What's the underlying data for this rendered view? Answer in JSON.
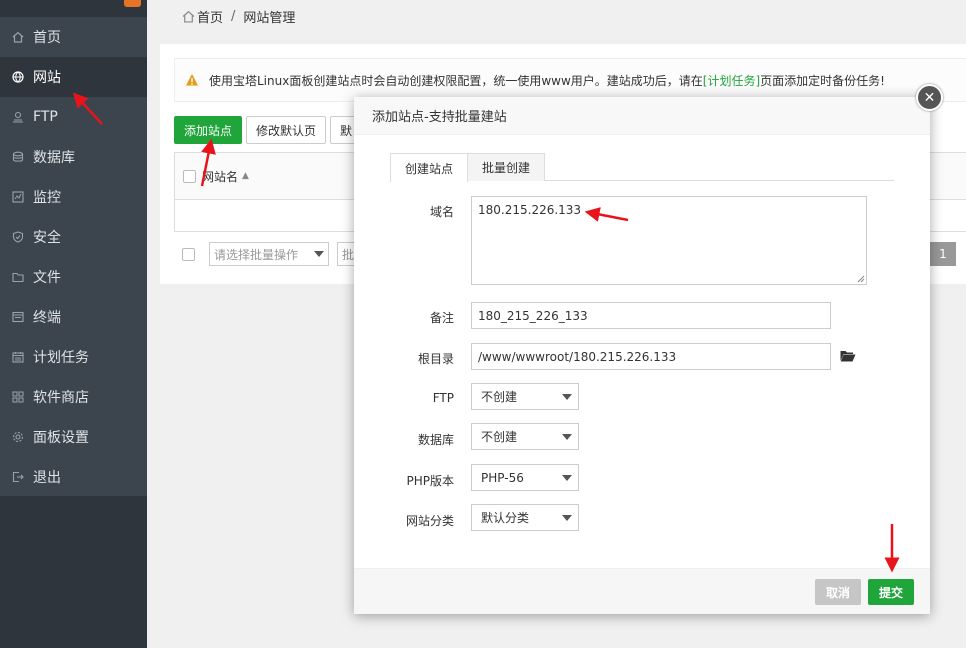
{
  "sidebar": {
    "items": [
      {
        "label": "首页",
        "icon": "home-icon"
      },
      {
        "label": "网站",
        "icon": "globe-icon",
        "active": true
      },
      {
        "label": "FTP",
        "icon": "ftp-icon"
      },
      {
        "label": "数据库",
        "icon": "database-icon"
      },
      {
        "label": "监控",
        "icon": "monitor-icon"
      },
      {
        "label": "安全",
        "icon": "shield-icon"
      },
      {
        "label": "文件",
        "icon": "folder-icon"
      },
      {
        "label": "终端",
        "icon": "terminal-icon"
      },
      {
        "label": "计划任务",
        "icon": "calendar-icon"
      },
      {
        "label": "软件商店",
        "icon": "apps-icon"
      },
      {
        "label": "面板设置",
        "icon": "gear-icon"
      },
      {
        "label": "退出",
        "icon": "logout-icon"
      }
    ]
  },
  "breadcrumb": {
    "home": "首页",
    "separator": "/",
    "current": "网站管理"
  },
  "notice": {
    "text_before": "使用宝塔Linux面板创建站点时会自动创建权限配置，统一使用www用户。建站成功后，请在",
    "link": "[计划任务]",
    "text_after": "页面添加定时备份任务!"
  },
  "toolbar": {
    "add_site": "添加站点",
    "edit_default": "修改默认页",
    "default_site": "默"
  },
  "table": {
    "header_site_name": "网站名",
    "sort_glyph": "▲",
    "batch_select_placeholder": "请选择批量操作",
    "batch_button": "批",
    "page_number": "1"
  },
  "modal": {
    "title": "添加站点-支持批量建站",
    "close_glyph": "✕",
    "tabs": [
      "创建站点",
      "批量创建"
    ],
    "fields": {
      "domain_label": "域名",
      "domain_value": "180.215.226.133",
      "remark_label": "备注",
      "remark_value": "180_215_226_133",
      "root_label": "根目录",
      "root_value": "/www/wwwroot/180.215.226.133",
      "ftp_label": "FTP",
      "ftp_value": "不创建",
      "db_label": "数据库",
      "db_value": "不创建",
      "php_label": "PHP版本",
      "php_value": "PHP-56",
      "category_label": "网站分类",
      "category_value": "默认分类"
    },
    "buttons": {
      "cancel": "取消",
      "submit": "提交"
    }
  },
  "colors": {
    "sidebar_bg": "#3c444d",
    "accent_green": "#20a53a",
    "annotation_red": "#e8141c",
    "warning_orange": "#e59b1a"
  }
}
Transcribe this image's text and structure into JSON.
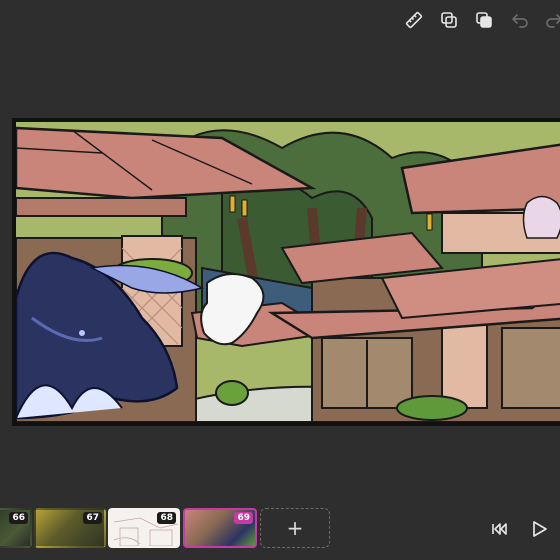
{
  "toolbar": {
    "icons": [
      "ruler-icon",
      "duplicate-icon",
      "layers-copy-icon",
      "undo-icon",
      "redo-icon"
    ]
  },
  "canvas": {
    "description_icon": "artwork-canvas"
  },
  "timeline": {
    "frames": [
      {
        "number": "66",
        "theme": "forest-dark"
      },
      {
        "number": "67",
        "theme": "forest-yellow"
      },
      {
        "number": "68",
        "theme": "sketch"
      },
      {
        "number": "69",
        "theme": "color-scene",
        "active": true
      }
    ],
    "add_label": "+",
    "controls": [
      "skip-to-start-icon",
      "play-icon"
    ]
  },
  "colors": {
    "background": "#2e2e2e",
    "active_frame": "#c63aa8",
    "roof": "#c9857a",
    "wall": "#e5c2ae",
    "dragon": "#2b3461"
  }
}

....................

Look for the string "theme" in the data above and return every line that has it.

## EXPECTED OUTPUT
        "theme": "forest-dark"
        "theme": "forest-yellow"
        "theme": "sketch"
        "theme": "color-scene",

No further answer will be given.